by Herman Melville
Moby-Dick Race Quotes
How we cite our quotes: Citations follow this format: (Chapter.Paragraph)
It seemed the great Black Parliament sitting in Tophet. A hundred black faces turned round in their rows to peer; and beyond, a black Angel of Doom was beating a book in a pulpit. It was a negro church; and the preacher’s text was about the blackness of darkness, and the weeping and wailing and teeth-gnashing there. Ha, Ishmael, muttered I, backing out, Wretched entertainment at the sign of "The Trap!" (2.6)
In this early chapter, Melville briefly gives us what seems like a little throwaway scene: Ishmael mistakes a black church for an inn, goes in, and has to back out in embarrassment when he sees the evening worship service. Even though this moment doesn’t advance the plot at all, it does set up the nineteenth-century racial stereotypes that the novel will deal with (and overturn) in later chapters.
This accomplished, however, he turned round – when, good heavens! what a sight! Such a face! It was of a dark, purplish, yellow colour, here and there stuck over with large blackish looking squares. Yes, it’s just as I thought, he's a terrible bedfellow; he's been in a fight, got dreadfully cut, and here he is, just from the surgeon. But at that moment he chanced to turn his face so towards the light, that I plainly saw they could not be sticking-plasters at all, those black squares on his cheeks. They were stains of some sort or other. At first I knew not what to make of this; but soon an inkling of the truth occurred to me. I remembered a story of a white man – a whaleman too – who, falling among the cannibals, had been tattooed by them. I concluded that this harpooneer, in the course of his distant voyages, must have met with a similar adventure. And what is it, thought I, after all! It’s only his outside; a man can be honest in any sort of skin. But then, what to make of his unearthly complexion, that part of it, I mean, lying round about, and completely independent of the squares of tattooing. To be sure, it might be nothing but a good coat of tropical tanning; but I never heard of a hot sun’s tanning a white man into a purplish yellow one. However, I had never been in the South Seas; and perhaps the sun there produced these extraordinary effects upon the skin. (3.54)
Ishmael’s ignorance about racial difference, and his lack of knowledge about other cultures, mean not only that he’s horrified by the sight of skin unlike his own, but that he can hardly believe the man he’s seeing isn’t a white man who had a terrible accident. He shows both signs of being ready to think differently about race – "a man can be honest in any sort of skin" – and signs that he’s still prejudiced – such as describing Queequeg’s appearance as "unearthly."
I stood looking at him a moment. For all his tattooings he was on the whole a clean, comely looking cannibal.

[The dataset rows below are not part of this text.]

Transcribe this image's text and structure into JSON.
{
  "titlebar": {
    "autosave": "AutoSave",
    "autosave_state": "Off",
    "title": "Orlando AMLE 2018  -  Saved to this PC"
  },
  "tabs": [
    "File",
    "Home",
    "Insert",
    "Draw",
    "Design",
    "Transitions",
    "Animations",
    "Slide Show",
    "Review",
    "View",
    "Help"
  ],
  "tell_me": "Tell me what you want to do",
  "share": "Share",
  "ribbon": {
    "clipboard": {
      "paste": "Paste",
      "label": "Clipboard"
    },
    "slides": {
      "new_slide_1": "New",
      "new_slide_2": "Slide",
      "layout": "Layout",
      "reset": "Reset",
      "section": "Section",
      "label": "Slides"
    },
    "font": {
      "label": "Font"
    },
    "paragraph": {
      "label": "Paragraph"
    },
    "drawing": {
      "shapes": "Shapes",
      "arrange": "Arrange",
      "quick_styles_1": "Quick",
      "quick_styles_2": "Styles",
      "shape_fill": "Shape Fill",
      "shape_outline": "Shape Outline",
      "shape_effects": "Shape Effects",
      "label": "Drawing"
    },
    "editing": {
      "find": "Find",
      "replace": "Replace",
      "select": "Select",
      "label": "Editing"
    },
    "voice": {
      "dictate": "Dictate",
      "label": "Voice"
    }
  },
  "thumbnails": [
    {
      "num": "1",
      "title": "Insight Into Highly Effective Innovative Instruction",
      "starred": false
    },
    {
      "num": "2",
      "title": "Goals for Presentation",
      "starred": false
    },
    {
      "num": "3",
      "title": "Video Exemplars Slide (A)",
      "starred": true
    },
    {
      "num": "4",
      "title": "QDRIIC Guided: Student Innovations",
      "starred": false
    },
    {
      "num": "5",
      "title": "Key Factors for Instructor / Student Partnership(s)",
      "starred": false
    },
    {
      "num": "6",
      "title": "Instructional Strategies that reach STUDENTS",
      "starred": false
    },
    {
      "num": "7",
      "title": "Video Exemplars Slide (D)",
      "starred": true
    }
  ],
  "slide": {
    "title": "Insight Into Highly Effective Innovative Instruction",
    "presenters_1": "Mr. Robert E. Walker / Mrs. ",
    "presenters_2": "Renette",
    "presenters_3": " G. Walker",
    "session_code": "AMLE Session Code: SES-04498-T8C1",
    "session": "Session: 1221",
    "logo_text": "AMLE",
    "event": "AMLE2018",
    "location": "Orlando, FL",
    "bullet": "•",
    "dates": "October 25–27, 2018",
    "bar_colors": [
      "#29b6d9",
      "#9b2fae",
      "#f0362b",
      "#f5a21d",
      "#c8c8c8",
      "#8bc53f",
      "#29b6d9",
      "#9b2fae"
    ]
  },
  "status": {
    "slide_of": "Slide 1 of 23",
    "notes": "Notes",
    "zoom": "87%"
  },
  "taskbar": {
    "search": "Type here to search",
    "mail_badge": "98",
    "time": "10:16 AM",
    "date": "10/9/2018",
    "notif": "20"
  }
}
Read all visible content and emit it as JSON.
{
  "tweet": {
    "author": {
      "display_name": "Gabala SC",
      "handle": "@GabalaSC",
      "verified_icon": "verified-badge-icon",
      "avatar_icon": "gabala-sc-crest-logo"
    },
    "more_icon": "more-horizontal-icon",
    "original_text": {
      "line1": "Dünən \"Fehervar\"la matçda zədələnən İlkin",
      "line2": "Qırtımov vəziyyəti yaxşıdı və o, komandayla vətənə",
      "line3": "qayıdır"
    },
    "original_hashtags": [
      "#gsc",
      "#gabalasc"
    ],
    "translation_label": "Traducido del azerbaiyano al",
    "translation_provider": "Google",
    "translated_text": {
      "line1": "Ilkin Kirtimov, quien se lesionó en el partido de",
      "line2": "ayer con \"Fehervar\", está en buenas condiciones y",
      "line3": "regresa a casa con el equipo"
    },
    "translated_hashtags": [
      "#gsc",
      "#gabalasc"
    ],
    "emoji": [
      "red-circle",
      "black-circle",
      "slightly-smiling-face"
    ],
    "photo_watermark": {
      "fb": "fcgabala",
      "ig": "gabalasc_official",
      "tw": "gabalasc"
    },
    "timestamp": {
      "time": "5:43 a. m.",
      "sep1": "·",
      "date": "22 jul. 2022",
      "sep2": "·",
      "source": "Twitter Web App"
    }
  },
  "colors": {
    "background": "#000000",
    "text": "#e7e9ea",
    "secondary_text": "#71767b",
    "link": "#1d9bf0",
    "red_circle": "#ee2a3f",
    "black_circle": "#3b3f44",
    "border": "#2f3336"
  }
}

What’s all this fuss I have been making about, thought I to myself – the man’s a human being just as I am: he has just as much reason to fear me, as I have to be afraid of him. Better sleep with a sober cannibal than a drunken Christian. (3.69)
It’s interesting to think about what makes Ishmael change his mind about Queequeg at this moment. We’d like to be able to say that he realizes you can’t judge a man by his race and that common humanity is more important than racial difference. But it seems equally likely that Ishmael, ahem, liked the look of Queequeg as he got undressed and fancied a cuddle. Or that he just got tired of worrying about it and wanted to go to bed.